Washington prepared for a ?protracted conflict? in Ukraine even before Russia’s attack, officials say
The US is ready to back Ukraine in the conflict with Russia for the long term, the Washington Post reported, citing administration officials who say the plans have been in the works for some time.
A senior State Department staffer told the Post on Friday that President Joe Biden would like to see an “eventual negotiated conclusion to the war,” voicing hopes that waves of Western arms shipments to Kiev and the harsh sanctions campaign against the Russian economy would weaken Moscow’s ability to fight.
“While it’s certainly challenging – we’re not certainly sugarcoating that – in terms of how to navigate these stormy waters, our guiding light is that the outcome of Russia being able to achieve its maximalist demands is really bad for the United States, really bad for our partners and allies, and really bad for the global community,” the unnamed official said.
They added that the Biden team had “discussed the possibility of a protracted conflict with global spillover effects” even before February, during a time when American officials repeatedly predicted an imminent attack by Russia.
Though support for the Ukrainian government has been costly for Washington – which has devoted more than $50 billion in various forms of aid since March – the Post noted that Biden is willing to risk “a global recession and mounting hunger” in order to prevent Russia from achieving its objectives.

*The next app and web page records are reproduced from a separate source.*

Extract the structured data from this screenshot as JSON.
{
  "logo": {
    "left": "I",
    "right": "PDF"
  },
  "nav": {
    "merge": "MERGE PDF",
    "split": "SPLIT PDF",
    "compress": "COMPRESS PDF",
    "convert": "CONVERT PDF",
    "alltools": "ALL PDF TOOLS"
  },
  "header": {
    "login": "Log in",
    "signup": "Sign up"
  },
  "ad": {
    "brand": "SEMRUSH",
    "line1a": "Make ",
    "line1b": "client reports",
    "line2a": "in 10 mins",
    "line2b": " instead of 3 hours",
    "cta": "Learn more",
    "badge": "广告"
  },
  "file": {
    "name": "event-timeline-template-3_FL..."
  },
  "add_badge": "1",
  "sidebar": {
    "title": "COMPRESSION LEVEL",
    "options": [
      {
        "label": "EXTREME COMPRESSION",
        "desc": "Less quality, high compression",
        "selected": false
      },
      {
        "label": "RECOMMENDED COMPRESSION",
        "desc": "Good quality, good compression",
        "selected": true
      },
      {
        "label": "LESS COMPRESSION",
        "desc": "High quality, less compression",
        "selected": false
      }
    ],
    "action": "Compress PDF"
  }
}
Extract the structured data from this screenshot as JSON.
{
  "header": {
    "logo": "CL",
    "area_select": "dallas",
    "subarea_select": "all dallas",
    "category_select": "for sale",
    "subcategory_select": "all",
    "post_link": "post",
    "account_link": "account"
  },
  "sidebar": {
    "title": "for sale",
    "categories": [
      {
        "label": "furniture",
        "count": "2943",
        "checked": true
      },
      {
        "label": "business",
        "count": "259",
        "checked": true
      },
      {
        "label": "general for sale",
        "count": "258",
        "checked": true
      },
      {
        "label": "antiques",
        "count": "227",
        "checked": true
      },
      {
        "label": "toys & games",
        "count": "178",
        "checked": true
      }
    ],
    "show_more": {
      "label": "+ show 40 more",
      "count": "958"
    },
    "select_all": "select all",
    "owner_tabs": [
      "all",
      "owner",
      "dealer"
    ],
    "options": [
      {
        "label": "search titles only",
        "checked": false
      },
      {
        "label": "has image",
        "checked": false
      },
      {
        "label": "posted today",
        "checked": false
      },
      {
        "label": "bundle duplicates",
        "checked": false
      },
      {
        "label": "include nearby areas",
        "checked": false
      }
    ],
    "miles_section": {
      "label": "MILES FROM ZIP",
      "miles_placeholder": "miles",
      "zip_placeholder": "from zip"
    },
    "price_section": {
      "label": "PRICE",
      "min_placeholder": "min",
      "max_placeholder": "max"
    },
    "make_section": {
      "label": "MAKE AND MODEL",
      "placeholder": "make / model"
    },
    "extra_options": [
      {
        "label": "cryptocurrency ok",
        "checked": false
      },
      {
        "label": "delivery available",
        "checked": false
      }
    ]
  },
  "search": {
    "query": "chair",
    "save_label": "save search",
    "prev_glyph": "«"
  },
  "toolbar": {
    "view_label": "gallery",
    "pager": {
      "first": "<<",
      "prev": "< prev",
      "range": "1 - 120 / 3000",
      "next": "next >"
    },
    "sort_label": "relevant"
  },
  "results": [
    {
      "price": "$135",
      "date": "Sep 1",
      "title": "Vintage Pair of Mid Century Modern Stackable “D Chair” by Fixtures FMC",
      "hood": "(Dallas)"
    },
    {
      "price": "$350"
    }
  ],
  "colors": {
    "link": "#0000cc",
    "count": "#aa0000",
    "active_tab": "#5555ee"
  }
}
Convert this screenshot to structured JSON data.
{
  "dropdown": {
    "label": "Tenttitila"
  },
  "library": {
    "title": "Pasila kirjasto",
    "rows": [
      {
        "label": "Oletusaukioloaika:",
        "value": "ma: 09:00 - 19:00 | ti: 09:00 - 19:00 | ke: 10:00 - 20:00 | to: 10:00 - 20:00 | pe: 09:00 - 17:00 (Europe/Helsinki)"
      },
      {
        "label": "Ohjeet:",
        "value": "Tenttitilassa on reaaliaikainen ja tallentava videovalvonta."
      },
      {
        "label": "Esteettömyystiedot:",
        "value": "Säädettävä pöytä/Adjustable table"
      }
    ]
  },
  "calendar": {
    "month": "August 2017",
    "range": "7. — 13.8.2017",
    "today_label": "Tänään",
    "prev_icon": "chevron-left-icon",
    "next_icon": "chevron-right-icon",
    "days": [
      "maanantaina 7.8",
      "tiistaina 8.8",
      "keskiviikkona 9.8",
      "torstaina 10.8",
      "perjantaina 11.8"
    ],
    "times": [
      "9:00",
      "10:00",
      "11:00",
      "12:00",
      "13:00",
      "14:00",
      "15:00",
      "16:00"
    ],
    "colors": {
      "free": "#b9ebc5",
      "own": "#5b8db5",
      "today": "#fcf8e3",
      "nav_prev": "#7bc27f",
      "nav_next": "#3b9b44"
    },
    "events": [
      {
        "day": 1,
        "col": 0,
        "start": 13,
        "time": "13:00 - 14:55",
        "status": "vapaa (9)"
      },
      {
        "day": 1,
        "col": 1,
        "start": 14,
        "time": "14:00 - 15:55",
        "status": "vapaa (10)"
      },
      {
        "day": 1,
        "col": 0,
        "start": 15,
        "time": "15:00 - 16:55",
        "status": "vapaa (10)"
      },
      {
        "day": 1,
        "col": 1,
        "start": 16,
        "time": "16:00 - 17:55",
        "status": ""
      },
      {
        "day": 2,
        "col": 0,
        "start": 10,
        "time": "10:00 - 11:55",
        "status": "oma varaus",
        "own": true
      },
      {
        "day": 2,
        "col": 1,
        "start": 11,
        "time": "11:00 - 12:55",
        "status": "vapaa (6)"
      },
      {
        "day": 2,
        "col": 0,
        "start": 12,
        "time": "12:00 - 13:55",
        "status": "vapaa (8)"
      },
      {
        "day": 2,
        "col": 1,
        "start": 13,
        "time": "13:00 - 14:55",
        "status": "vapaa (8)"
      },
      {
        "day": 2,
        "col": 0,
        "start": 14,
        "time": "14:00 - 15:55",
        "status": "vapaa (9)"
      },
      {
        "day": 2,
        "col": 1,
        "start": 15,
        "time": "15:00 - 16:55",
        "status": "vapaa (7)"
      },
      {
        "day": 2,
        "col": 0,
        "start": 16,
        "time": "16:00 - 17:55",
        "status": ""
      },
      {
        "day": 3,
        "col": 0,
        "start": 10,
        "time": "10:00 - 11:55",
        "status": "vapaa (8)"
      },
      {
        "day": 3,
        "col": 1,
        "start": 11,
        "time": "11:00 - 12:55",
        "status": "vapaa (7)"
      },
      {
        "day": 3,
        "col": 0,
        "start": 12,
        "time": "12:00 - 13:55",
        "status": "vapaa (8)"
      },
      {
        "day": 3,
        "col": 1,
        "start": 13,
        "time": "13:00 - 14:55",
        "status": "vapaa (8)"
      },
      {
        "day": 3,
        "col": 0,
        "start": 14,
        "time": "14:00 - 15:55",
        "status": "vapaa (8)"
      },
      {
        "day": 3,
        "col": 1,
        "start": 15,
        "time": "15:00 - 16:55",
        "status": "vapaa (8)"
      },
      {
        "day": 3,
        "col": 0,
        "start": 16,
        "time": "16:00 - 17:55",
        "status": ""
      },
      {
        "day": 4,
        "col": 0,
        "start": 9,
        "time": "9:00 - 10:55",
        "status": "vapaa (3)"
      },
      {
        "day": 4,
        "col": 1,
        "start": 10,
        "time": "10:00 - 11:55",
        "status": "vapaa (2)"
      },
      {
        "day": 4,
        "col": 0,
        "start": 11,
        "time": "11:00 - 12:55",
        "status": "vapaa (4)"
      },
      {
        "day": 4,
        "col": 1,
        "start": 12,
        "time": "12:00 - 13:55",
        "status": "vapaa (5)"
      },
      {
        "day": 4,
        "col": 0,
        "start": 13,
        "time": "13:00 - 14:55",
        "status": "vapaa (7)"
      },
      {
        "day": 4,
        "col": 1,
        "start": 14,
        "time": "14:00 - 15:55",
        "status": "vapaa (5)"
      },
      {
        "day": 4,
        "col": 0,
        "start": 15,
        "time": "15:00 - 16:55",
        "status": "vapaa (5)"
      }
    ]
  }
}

Speaking during a recent meeting in Brussels, where officials from dozens of nations met to discuss ways to further bolster Kiev, US Defense Secretary Lloyd Austin said “we’re here to dig in our spurs,” adding “by working together, we can help Ukraine defend itself from Russia’s cruel assault and we can strengthen Ukraine’s security for the long haul.”
General Mark Milley, the chairman of the US Joint Chiefs of Staff, has similarly stated that the hostilities could be “very protracted,” and may endure for “years.”
“This is a very extended conflict that Russia has initiated, and I think that NATO, the United States, Ukraine, and all of the allies and partners that are supporting Ukraine are going to be involved in this for quite some time,” the general said, though noted that it was unlikely Moscow could be deterred from its aims short of a US military deployment – a decision he said he “wouldn’t advise.”